About this task:
Only an exact copy of the listing below will do.

====================

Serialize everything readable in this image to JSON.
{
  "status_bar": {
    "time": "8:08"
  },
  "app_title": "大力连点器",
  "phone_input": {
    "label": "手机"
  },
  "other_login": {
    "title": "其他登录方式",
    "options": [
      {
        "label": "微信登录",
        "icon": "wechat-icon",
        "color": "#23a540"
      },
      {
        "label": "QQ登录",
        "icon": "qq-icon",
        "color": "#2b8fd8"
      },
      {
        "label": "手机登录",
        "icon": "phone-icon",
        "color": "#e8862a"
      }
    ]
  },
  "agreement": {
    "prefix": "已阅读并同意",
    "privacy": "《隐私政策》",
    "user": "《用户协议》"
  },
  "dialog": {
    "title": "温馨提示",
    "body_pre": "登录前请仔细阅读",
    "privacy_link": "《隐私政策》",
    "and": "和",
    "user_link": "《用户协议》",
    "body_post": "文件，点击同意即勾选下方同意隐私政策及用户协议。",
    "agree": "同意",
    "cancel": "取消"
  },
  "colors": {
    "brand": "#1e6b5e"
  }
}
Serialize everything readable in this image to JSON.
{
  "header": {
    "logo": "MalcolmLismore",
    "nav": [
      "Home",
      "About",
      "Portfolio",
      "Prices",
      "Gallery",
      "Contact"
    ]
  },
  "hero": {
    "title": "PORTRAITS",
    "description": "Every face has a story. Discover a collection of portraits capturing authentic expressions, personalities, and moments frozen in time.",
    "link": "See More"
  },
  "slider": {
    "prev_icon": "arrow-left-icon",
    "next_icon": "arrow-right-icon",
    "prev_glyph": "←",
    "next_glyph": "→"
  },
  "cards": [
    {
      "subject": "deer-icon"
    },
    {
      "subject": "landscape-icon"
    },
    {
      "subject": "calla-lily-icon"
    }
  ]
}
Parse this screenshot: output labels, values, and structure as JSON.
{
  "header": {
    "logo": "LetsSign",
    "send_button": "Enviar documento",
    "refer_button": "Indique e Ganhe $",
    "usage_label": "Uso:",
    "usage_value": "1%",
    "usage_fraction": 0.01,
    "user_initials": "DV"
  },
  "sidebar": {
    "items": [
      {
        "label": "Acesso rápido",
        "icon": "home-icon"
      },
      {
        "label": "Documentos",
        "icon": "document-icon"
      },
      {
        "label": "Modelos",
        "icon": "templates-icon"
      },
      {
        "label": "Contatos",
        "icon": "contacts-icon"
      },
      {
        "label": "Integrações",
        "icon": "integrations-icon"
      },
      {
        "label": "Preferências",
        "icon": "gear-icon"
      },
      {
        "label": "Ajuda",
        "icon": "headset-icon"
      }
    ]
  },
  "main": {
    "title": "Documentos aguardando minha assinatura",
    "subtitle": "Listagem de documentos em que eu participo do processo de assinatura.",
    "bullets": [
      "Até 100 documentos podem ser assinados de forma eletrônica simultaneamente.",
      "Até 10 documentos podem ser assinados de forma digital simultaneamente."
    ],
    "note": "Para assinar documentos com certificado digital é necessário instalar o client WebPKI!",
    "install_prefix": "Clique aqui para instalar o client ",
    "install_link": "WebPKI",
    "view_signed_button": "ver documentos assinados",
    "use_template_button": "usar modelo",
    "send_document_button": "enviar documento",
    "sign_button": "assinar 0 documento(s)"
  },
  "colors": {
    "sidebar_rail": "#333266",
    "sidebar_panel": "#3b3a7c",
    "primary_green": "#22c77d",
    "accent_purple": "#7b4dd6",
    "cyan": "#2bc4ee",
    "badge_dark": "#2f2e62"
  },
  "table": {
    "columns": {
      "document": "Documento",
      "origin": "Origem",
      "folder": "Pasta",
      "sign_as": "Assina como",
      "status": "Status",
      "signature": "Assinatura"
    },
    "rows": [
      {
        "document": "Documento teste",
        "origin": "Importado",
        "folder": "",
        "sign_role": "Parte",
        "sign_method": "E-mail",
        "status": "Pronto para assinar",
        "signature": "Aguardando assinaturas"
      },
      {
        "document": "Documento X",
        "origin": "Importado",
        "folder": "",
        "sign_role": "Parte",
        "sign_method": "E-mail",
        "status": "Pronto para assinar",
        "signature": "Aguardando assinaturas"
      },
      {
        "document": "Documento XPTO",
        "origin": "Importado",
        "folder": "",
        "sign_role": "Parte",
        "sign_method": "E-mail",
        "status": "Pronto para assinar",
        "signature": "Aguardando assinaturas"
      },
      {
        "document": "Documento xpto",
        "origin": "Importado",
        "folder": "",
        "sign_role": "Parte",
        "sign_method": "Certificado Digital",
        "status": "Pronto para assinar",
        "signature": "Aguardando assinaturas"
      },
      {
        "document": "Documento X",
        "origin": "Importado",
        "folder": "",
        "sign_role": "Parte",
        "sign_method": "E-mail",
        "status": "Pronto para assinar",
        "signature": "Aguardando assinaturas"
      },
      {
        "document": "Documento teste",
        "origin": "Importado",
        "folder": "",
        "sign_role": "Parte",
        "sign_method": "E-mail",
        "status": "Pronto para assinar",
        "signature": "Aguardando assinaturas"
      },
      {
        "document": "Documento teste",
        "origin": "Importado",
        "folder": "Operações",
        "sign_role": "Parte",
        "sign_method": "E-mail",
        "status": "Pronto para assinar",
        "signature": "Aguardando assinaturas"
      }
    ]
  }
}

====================

Answer to this exercise:
Serialize everything readable in this image to JSON.
{
  "status_bar": {
    "time": "8:08"
  },
  "app_title": "大力连点器",
  "phone_input": {
    "label": "手机"
  },
  "other_login": {
    "title": "其他登录方式",
    "options": [
      {
        "label": "微信登录",
        "icon": "wechat-icon",
        "color": "#23a540"
      },
      {
        "label": "QQ登录",
        "icon": "qq-icon",
        "color": "#2b8fd8"
      },
      {
        "label": "手机登录",
        "icon": "phone-icon",
        "color": "#e8862a"
      }
    ]
  },
  "agreement": {
    "prefix": "已阅读并同意",
    "privacy": "《隐私政策》",
    "user": "《用户协议》"
  },
  "dialog": {
    "title": "温馨提示",
    "body_pre": "登录前请仔细阅读",
    "privacy_link": "《隐私政策》",
    "and": "和",
    "user_link": "《用户协议》",
    "body_post": "文件，点击同意即勾选下方同意隐私政策及用户协议。",
    "agree": "同意",
    "cancel": "取消"
  },
  "colors": {
    "brand": "#1e6b5e"
  }
}
Serialize everything readable in this image to JSON.
{
  "header": {
    "logo": "MalcolmLismore",
    "nav": [
      "Home",
      "About",
      "Portfolio",
      "Prices",
      "Gallery",
      "Contact"
    ]
  },
  "hero": {
    "title": "PORTRAITS",
    "description": "Every face has a story. Discover a collection of portraits capturing authentic expressions, personalities, and moments frozen in time.",
    "link": "See More"
  },
  "slider": {
    "prev_icon": "arrow-left-icon",
    "next_icon": "arrow-right-icon",
    "prev_glyph": "←",
    "next_glyph": "→"
  },
  "cards": [
    {
      "subject": "deer-icon"
    },
    {
      "subject": "landscape-icon"
    },
    {
      "subject": "calla-lily-icon"
    }
  ]
}
Parse this screenshot: output labels, values, and structure as JSON.
{
  "header": {
    "logo": "LetsSign",
    "send_button": "Enviar documento",
    "refer_button": "Indique e Ganhe $",
    "usage_label": "Uso:",
    "usage_value": "1%",
    "usage_fraction": 0.01,
    "user_initials": "DV"
  },
  "sidebar": {
    "items": [
      {
        "label": "Acesso rápido",
        "icon": "home-icon"
      },
      {
        "label": "Documentos",
        "icon": "document-icon"
      },
      {
        "label": "Modelos",
        "icon": "templates-icon"
      },
      {
        "label": "Contatos",
        "icon": "contacts-icon"
      },
      {
        "label": "Integrações",
        "icon": "integrations-icon"
      },
      {
        "label": "Preferências",
        "icon": "gear-icon"
      },
      {
        "label": "Ajuda",
        "icon": "headset-icon"
      }
    ]
  },
  "main": {
    "title": "Documentos aguardando minha assinatura",
    "subtitle": "Listagem de documentos em que eu participo do processo de assinatura.",
    "bullets": [
      "Até 100 documentos podem ser assinados de forma eletrônica simultaneamente.",
      "Até 10 documentos podem ser assinados de forma digital simultaneamente."
    ],
    "note": "Para assinar documentos com certificado digital é necessário instalar o client WebPKI!",
    "install_prefix": "Clique aqui para instalar o client ",
    "install_link": "WebPKI",
    "view_signed_button": "ver documentos assinados",
    "use_template_button": "usar modelo",
    "send_document_button": "enviar documento",
    "sign_button": "assinar 0 documento(s)"
  },
  "colors": {
    "sidebar_rail": "#333266",
    "sidebar_panel": "#3b3a7c",
    "primary_green": "#22c77d",
    "accent_purple": "#7b4dd6",
    "cyan": "#2bc4ee",
    "badge_dark": "#2f2e62"
  },
  "table": {
    "columns": {
      "document": "Documento",
      "origin": "Origem",
      "folder": "Pasta",
      "sign_as": "Assina como",
      "status": "Status",
      "signature": "Assinatura"
    },
    "rows": [
      {
        "document": "Documento teste",
        "origin": "Importado",
        "folder": "",
        "sign_role": "Parte",
        "sign_method": "E-mail",
        "status": "Pronto para assinar",
        "signature": "Aguardando assinaturas"
      },
      {
        "document": "Documento X",
        "origin": "Importado",
        "folder": "",
        "sign_role": "Parte",
        "sign_method": "E-mail",
        "status": "Pronto para assinar",
        "signature": "Aguardando assinaturas"
      },
      {
        "document": "Documento XPTO",
        "origin": "Importado",
        "folder": "",
        "sign_role": "Parte",
        "sign_method": "E-mail",
        "status": "Pronto para assinar",
        "signature": "Aguardando assinaturas"
      },
      {
        "document": "Documento xpto",
        "origin": "Importado",
        "folder": "",
        "sign_role": "Parte",
        "sign_method": "Certificado Digital",
        "status": "Pronto para assinar",
        "signature": "Aguardando assinaturas"
      },
      {
        "document": "Documento X",
        "origin": "Importado",
        "folder": "",
        "sign_role": "Parte",
        "sign_method": "E-mail",
        "status": "Pronto para assinar",
        "signature": "Aguardando assinaturas"
      },
      {
        "document": "Documento teste",
        "origin": "Importado",
        "folder": "",
        "sign_role": "Parte",
        "sign_method": "E-mail",
        "status": "Pronto para assinar",
        "signature": "Aguardando assinaturas"
      },
      {
        "document": "Documento teste",
        "origin": "Importado",
        "folder": "Operações",
        "sign_role": "Parte",
        "sign_method": "E-mail",
        "status": "Pronto para assinar",
        "signature": "Aguardando assinaturas"
      }
    ]
  }
}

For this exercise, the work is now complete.